Cyber criminals cost the UK £11 billion last year. New figures show that on average cyber crime left each person over the age of sixteen in the UK £210 worse off. However, it is feared the actual cost could be much higher. The current figures only take into account incidents registered with the national reporting centre Action Fraud, according to Get Safe Online (GSO). More than a third of those who told GSO they had been victims of online crime admitted they had not reported the incident – meaning the overall amount lost in the UK could be much higher.
More voters believe Labour would be more electable if Tony Blair returned as leader to replace Jeremy Corbyn, a poll has found. The exclsuive poll for The Independent by Comres finds that 36 per cent said “Labour has more chance of winning a general election if Tony Blair is leader”, but only 35 per cent said the same of Jeremy Corbyn. A further 30 per cent said they don’t know.
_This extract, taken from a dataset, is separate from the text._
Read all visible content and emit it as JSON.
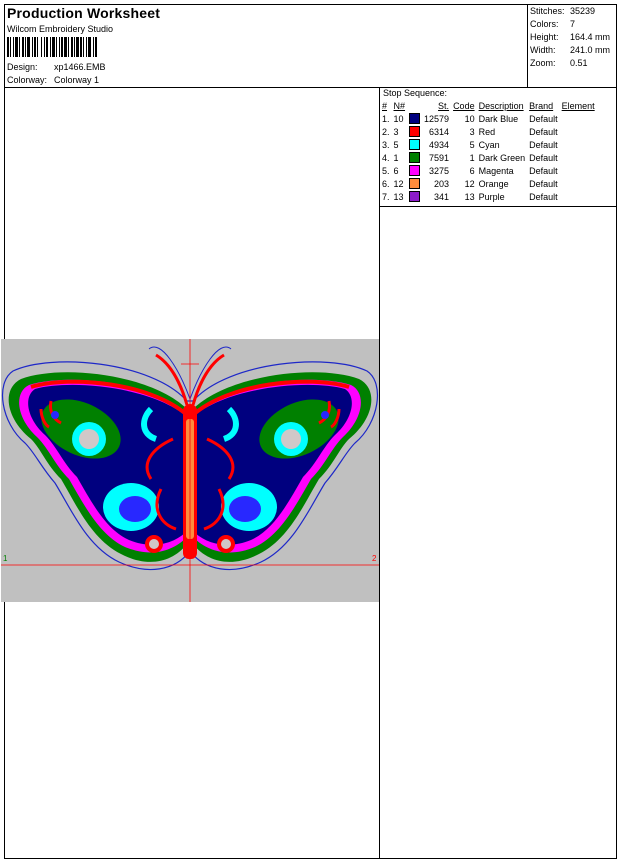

The former Labour Prime Minister prompted speculation about his future when he was asked if he could “see himself returning to politics in some way” in an interview in Esquire magazine this month and replied: “That’s an open question.” Alastair Campbell, who was Mr Blair’s spokesman as Prime Minister, told the BBC on Saturday that his former boss would not try to come back as an MP, but that he “does want to be more active in policy debate”.
KIM Jong-un has warned Britain is risking a “new war” as it prepares to send Typhoon jets to Korea. The Hermit Nation accused the UK of a “hostile act” as British warplanes get ready for historic war games with the US and South Korea . RAF Eurofighter Typhoon combat jets, Voyager tanker aircraft and C-17 Globemaster transport aircraft will take part in the “Invincible Shield” exercises – the first ever of their kind – in South Korea next month. The South Korean air force said the drill is preparation for war with its Communist neighbour – and include practice for attacks on the enemy’s “major military and leadership facilities”. But the North has warned it is “close to the brink of war” with the South – and warned Britain the drill could tip it over the edge. The RAF tried to diffuse tensions after the Daily Star Online revealed its plan last month. It said the exercises were only designed to “share knowledge and best practice” – and denied they included a dry run for a strike on Kim’s palace. But North Korea has pointed out South Korea and the US have other plans.